→ **What you should do**:
Start at the top of the records below and copy them exactly to the end.

→ **Entries shown**:
★ ★ ★ ★ ★ ★ ★

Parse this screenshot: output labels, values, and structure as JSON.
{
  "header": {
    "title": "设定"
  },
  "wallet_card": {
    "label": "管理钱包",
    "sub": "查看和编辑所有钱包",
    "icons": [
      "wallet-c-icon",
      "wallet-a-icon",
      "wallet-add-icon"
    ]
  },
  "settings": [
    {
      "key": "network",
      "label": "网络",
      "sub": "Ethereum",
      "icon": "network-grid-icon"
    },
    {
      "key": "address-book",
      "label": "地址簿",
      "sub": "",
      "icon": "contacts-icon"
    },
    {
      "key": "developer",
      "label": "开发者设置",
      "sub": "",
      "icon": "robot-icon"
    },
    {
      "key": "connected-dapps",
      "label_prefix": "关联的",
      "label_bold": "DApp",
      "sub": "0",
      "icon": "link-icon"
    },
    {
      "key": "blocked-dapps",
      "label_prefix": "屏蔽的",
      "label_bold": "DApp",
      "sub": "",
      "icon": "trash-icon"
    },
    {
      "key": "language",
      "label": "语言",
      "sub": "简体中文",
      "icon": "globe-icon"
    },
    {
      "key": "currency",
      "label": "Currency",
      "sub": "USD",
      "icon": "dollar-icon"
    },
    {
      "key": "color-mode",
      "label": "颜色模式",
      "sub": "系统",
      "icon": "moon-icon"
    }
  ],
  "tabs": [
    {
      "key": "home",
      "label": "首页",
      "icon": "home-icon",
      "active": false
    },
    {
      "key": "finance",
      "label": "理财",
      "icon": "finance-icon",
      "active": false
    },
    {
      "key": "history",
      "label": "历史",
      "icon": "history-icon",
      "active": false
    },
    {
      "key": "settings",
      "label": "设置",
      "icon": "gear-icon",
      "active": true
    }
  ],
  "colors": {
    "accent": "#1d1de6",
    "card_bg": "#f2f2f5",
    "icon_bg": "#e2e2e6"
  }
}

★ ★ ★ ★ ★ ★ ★

→ **Output of the task**:
Parse this screenshot: output labels, values, and structure as JSON.
{
  "header": {
    "title": "设定"
  },
  "wallet_card": {
    "label": "管理钱包",
    "sub": "查看和编辑所有钱包",
    "icons": [
      "wallet-c-icon",
      "wallet-a-icon",
      "wallet-add-icon"
    ]
  },
  "settings": [
    {
      "key": "network",
      "label": "网络",
      "sub": "Ethereum",
      "icon": "network-grid-icon"
    },
    {
      "key": "address-book",
      "label": "地址簿",
      "sub": "",
      "icon": "contacts-icon"
    },
    {
      "key": "developer",
      "label": "开发者设置",
      "sub": "",
      "icon": "robot-icon"
    },
    {
      "key": "connected-dapps",
      "label_prefix": "关联的",
      "label_bold": "DApp",
      "sub": "0",
      "icon": "link-icon"
    },
    {
      "key": "blocked-dapps",
      "label_prefix": "屏蔽的",
      "label_bold": "DApp",
      "sub": "",
      "icon": "trash-icon"
    },
    {
      "key": "language",
      "label": "语言",
      "sub": "简体中文",
      "icon": "globe-icon"
    },
    {
      "key": "currency",
      "label": "Currency",
      "sub": "USD",
      "icon": "dollar-icon"
    },
    {
      "key": "color-mode",
      "label": "颜色模式",
      "sub": "系统",
      "icon": "moon-icon"
    }
  ],
  "tabs": [
    {
      "key": "home",
      "label": "首页",
      "icon": "home-icon",
      "active": false
    },
    {
      "key": "finance",
      "label": "理财",
      "icon": "finance-icon",
      "active": false
    },
    {
      "key": "history",
      "label": "历史",
      "icon": "history-icon",
      "active": false
    },
    {
      "key": "settings",
      "label": "设置",
      "icon": "gear-icon",
      "active": true
    }
  ],
  "colors": {
    "accent": "#1d1de6",
    "card_bg": "#f2f2f5",
    "icon_bg": "#e2e2e6"
  }
}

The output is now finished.